• [Exercise brief] A verbatim copy of the whole listing is what is needed.

• [Task data]

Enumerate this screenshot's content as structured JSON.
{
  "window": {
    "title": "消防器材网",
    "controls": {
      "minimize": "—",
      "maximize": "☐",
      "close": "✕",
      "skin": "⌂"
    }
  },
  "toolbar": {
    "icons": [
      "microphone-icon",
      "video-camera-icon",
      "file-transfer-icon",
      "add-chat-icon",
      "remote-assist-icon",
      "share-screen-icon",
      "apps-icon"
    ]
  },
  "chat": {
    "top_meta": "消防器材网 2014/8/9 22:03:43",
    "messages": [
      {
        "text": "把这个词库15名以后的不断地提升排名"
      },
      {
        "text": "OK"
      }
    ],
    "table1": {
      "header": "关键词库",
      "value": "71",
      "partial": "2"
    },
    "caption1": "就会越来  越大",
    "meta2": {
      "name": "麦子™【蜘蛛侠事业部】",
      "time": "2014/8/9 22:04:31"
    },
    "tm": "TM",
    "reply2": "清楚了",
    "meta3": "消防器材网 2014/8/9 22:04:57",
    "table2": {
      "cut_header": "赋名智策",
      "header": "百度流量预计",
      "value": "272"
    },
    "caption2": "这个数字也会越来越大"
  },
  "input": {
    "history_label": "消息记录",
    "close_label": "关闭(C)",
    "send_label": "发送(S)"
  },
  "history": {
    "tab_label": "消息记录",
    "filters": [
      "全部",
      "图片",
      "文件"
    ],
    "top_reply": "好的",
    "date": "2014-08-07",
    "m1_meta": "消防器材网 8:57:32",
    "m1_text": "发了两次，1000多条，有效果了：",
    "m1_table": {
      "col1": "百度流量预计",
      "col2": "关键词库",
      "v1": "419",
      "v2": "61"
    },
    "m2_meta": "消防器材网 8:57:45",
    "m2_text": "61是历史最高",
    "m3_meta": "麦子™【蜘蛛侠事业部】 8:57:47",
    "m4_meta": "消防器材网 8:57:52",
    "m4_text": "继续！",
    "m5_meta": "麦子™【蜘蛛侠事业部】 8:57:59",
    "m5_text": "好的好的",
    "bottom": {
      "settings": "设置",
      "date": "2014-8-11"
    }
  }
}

• [Final answer]
Enumerate this screenshot's content as structured JSON.
{
  "window": {
    "title": "消防器材网",
    "controls": {
      "minimize": "—",
      "maximize": "☐",
      "close": "✕",
      "skin": "⌂"
    }
  },
  "toolbar": {
    "icons": [
      "microphone-icon",
      "video-camera-icon",
      "file-transfer-icon",
      "add-chat-icon",
      "remote-assist-icon",
      "share-screen-icon",
      "apps-icon"
    ]
  },
  "chat": {
    "top_meta": "消防器材网 2014/8/9 22:03:43",
    "messages": [
      {
        "text": "把这个词库15名以后的不断地提升排名"
      },
      {
        "text": "OK"
      }
    ],
    "table1": {
      "header": "关键词库",
      "value": "71",
      "partial": "2"
    },
    "caption1": "就会越来  越大",
    "meta2": {
      "name": "麦子™【蜘蛛侠事业部】",
      "time": "2014/8/9 22:04:31"
    },
    "tm": "TM",
    "reply2": "清楚了",
    "meta3": "消防器材网 2014/8/9 22:04:57",
    "table2": {
      "cut_header": "赋名智策",
      "header": "百度流量预计",
      "value": "272"
    },
    "caption2": "这个数字也会越来越大"
  },
  "input": {
    "history_label": "消息记录",
    "close_label": "关闭(C)",
    "send_label": "发送(S)"
  },
  "history": {
    "tab_label": "消息记录",
    "filters": [
      "全部",
      "图片",
      "文件"
    ],
    "top_reply": "好的",
    "date": "2014-08-07",
    "m1_meta": "消防器材网 8:57:32",
    "m1_text": "发了两次，1000多条，有效果了：",
    "m1_table": {
      "col1": "百度流量预计",
      "col2": "关键词库",
      "v1": "419",
      "v2": "61"
    },
    "m2_meta": "消防器材网 8:57:45",
    "m2_text": "61是历史最高",
    "m3_meta": "麦子™【蜘蛛侠事业部】 8:57:47",
    "m4_meta": "消防器材网 8:57:52",
    "m4_text": "继续！",
    "m5_meta": "麦子™【蜘蛛侠事业部】 8:57:59",
    "m5_text": "好的好的",
    "bottom": {
      "settings": "设置",
      "date": "2014-8-11"
    }
  }
}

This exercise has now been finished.